Esteemed Jewish scholar Simon Greenleaf, founder of Harvard Law School, meant to use his “laws of evidence” to challenge the theory of the resurrection, and became a believer.
John 20:6-8 – “Then cometh Simon Peter following him, and went into the sepulchre, and seeth the linen clothes lie…then went in also that other disciple, which came first to the sepulchre, and HE SAW, and believed.”
MARY THOUGHT THE BODY WAS STOLEN.
Then very early on Sunday morning, Peter and John heard from Mary Magdalene that the body of Jesus, placed in the sepulcher on Friday afternoon, was no longer there. Mary assumed the body was stolen, saying: “They have taken the Lord out of the tomb, and we don’t know where they have put him.” Her conclusion was that enemies had taken it away.
Instantly the two apostles ran to the sepulcher – John arrived first. And he, “stooping down and looking in, saw the linen clothes lying, yet went not in.” But Peter “following him, went into the sepulcher, and sees the linen clothes lie, and the napkin that was about his head, not lying with the linen clothes, but wrapped together in a place by itself.”
After which John also went in, “and he saw and believed.”
WHAT DID JOHN SEE IN THE GRAVE CLOTHES THAT WE MISSED?
When Peter and John entered the sepulcher, they did not see the body of Jesus; but they did see the grave clothes. And they saw the clothes in a certain order.
John covers the exact arrangement of the clothes. It is the sole purpose of nine verses of the Gospel history. Why so great a detailed account? Because it was important!

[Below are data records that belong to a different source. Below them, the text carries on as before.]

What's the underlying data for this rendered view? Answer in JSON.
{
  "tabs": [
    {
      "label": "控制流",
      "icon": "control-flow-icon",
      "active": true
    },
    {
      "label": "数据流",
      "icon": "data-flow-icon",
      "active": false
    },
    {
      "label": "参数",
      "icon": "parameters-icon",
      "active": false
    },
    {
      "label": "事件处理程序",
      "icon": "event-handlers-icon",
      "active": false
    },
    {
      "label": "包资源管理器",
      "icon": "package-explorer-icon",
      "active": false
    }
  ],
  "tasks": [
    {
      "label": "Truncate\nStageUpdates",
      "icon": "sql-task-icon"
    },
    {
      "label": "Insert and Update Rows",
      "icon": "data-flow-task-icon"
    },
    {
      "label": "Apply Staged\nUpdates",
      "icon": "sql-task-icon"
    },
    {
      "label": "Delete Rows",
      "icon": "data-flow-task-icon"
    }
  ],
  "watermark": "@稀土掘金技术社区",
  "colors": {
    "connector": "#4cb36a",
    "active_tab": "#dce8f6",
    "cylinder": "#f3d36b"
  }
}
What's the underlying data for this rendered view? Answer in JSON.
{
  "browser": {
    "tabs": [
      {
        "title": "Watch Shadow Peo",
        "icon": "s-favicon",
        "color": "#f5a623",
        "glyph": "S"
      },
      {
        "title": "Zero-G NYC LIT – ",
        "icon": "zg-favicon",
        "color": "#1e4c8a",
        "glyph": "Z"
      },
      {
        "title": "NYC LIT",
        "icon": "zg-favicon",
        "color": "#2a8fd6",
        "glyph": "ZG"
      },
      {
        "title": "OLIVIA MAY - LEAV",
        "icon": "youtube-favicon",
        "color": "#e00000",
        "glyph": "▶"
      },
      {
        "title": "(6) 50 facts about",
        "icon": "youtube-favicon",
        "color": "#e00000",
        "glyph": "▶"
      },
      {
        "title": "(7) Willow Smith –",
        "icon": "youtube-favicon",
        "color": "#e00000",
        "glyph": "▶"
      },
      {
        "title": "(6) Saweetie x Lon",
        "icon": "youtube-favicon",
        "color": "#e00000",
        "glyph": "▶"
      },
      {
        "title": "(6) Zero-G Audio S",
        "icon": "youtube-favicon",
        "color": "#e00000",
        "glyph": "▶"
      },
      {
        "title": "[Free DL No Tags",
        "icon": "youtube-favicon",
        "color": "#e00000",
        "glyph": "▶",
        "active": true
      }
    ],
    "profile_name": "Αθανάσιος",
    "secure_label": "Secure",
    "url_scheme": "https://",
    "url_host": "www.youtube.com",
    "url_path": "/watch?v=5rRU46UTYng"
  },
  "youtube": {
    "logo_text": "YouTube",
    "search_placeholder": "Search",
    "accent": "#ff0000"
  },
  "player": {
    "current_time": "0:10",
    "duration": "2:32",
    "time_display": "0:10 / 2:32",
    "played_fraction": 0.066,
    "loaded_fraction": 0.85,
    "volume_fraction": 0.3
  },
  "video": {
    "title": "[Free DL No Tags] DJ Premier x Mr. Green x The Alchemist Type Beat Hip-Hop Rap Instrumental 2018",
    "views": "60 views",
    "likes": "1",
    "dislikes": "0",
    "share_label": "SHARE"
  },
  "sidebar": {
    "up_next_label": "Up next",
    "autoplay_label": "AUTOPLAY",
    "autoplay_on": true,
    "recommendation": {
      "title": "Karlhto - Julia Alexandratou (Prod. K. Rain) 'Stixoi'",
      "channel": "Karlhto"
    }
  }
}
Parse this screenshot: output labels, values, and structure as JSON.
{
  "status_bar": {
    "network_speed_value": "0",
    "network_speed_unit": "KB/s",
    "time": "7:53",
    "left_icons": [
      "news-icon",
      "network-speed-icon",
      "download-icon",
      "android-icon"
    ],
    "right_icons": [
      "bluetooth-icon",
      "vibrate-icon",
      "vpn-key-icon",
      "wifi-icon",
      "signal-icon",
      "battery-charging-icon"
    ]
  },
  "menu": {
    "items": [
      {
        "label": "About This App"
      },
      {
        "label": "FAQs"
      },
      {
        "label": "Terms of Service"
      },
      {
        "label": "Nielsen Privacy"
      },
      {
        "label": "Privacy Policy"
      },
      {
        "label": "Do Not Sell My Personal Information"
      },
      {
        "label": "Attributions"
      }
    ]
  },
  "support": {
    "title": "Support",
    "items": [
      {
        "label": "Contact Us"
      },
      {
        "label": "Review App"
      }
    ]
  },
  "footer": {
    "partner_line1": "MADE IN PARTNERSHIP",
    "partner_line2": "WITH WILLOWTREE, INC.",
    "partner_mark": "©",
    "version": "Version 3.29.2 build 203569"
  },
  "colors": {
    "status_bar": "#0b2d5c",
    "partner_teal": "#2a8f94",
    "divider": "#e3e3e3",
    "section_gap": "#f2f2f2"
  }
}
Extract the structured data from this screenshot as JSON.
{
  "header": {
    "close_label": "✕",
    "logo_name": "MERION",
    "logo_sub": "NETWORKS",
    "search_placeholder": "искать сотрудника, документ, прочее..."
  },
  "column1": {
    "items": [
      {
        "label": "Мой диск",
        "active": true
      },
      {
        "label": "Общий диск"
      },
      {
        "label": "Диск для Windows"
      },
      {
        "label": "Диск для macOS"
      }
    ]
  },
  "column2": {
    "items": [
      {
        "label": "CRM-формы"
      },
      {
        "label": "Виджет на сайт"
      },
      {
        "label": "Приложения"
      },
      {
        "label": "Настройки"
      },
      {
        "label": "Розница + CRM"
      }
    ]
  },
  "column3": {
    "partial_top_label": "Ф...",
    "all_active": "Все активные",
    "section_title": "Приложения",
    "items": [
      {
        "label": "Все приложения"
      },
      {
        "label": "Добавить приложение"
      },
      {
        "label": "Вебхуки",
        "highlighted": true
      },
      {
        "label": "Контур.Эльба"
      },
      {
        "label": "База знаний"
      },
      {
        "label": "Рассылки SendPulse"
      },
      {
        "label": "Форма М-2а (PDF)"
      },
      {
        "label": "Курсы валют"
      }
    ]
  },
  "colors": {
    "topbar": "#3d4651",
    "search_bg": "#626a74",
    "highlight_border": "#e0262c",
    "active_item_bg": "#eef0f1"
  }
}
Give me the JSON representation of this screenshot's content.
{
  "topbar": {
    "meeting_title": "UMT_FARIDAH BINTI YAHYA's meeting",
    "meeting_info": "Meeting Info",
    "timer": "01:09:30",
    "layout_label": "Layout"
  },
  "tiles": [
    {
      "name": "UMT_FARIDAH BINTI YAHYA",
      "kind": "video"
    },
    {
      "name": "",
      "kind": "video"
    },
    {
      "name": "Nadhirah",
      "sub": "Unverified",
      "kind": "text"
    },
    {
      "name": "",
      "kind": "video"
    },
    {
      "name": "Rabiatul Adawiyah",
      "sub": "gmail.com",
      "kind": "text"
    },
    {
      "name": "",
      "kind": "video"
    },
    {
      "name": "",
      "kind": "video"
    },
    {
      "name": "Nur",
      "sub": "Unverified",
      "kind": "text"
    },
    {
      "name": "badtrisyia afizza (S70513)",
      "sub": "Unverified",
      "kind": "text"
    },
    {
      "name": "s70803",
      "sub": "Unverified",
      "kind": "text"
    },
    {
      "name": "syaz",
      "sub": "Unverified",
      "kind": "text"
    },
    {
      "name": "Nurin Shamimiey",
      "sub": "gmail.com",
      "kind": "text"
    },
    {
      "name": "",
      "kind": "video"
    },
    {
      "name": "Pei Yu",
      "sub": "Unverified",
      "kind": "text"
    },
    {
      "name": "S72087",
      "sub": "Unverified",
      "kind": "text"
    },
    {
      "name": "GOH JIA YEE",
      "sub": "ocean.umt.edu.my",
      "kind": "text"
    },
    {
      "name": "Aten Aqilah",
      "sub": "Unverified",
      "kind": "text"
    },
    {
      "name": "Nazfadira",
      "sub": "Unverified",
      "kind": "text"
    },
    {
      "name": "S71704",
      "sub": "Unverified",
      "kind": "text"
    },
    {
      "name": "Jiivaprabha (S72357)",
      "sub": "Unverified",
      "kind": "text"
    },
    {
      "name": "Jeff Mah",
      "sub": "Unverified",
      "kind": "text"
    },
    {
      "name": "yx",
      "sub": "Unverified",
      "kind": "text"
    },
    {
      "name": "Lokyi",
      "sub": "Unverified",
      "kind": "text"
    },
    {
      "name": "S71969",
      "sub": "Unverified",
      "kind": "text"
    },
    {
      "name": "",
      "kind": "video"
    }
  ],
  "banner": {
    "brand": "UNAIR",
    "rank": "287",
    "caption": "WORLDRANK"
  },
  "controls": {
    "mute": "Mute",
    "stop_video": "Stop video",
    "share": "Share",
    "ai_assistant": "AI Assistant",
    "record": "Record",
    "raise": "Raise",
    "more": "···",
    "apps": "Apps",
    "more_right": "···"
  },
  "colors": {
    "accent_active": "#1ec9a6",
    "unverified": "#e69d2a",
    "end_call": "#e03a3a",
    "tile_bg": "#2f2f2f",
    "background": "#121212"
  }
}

It was the linen strips that caused him to believe. Scripture clearly tells us that when John “saw the arrangement of the grave clothes, he believed, beyond all doubt, that Jesus was risen.”
These grave garments were arranged in a unique way. When John saw “the linen clothes lying,” he believed. The word “lying” does not merely refer to the fact that they were “remaining on the floor of the sepulcher,” but rather, the word used, means that they were “lying precisely as the body had lain in them.” The grave clothes were in exactly the position the body had occupied.
LINEN THAT COULDN'T LIE
“Linen clothes” refer to the manner in which they prepared the body for burial in that day. They would wrap the body with a wide long cloth, somewhat like a bandage is applied to an injured leg or arm; the wrappings continued until they reached the neck.
This was the method they used to prepare the body of Jesus for burial. Like a giant bondage, these wrappings were wound around the body of our Lord, beginning at
the feet, and ending at the head. John saw these “linen clothes lying” undisturbed, just as they had been when the body of Jesus lay within them, but now there was no body, the linen clothes were empty!
John 19:39-40 tells us that Nicodemus and Joseph of Arimathea brought about a 100 pounds of myrrh and aloes spices and wound the body of Jesus in the cloth wrappings with the spices. As they wrapped the cloth strip around and around Jesus’ body, they poured in 100 pounds of spices into the wrappings and upon the body.
LIQUID SPICES SETTLED AND SOLIDIFIED AROUND THE BODY SHAPE
All these liquid spices would soon harden and would cause the cloth wrappings to become an encrusted cocoon around the body of Jesus. All the wrappings followed the contours of the body; it would be a tight solid covering that would protect the body, and from which the body could not be pulled by any human means. The only way, humanly speaking, a body could be removed from such encrusted wrappings, would be by cutting the cloth from end to end and laying back each side so the body could be pulled from its wrappings.
PROOF – THE BODY COULD NOT HAVE BEEN STOLEN
It is inconceivable that the body had been stolen, and that enemies would have spent the time to abstract the body from the clothes and so arrange them as to look like a body was still there. Who would do that and why?
When the disciples saw the “linen clothes lying” –- uncut, undisturbed, lying just as they had been, yet they were empty –- it convinced them that the body had been
miraculously, supernaturally removed. Had some human hand stolen the body, he would have been forced to slit open the bindings in order to remove the body.
Likewise, Greenleaf concluded, HAD JESUS REVIVED AND EXITED THE TOMB HE COULD NOT HAVE LEFT THE WRAPPING UNDISTURBED.
The Greek words translated, “wrapped together” in John 20:7, actually mean, “twisted together” or “rolled up” –- it speaks of a fixed position – much like a cocoon. The linen cloths were “wrapped” or “rolled together,” however the body was missing. The “linen clothes” had not been unfolded, loosed or disturbed in any way! They just lay there! An empty shell of the linen clothes that had been wrapped around and around the body of Jesus.
THE COCOON WAS EMPTY…
The tomb was empty…
What do you think?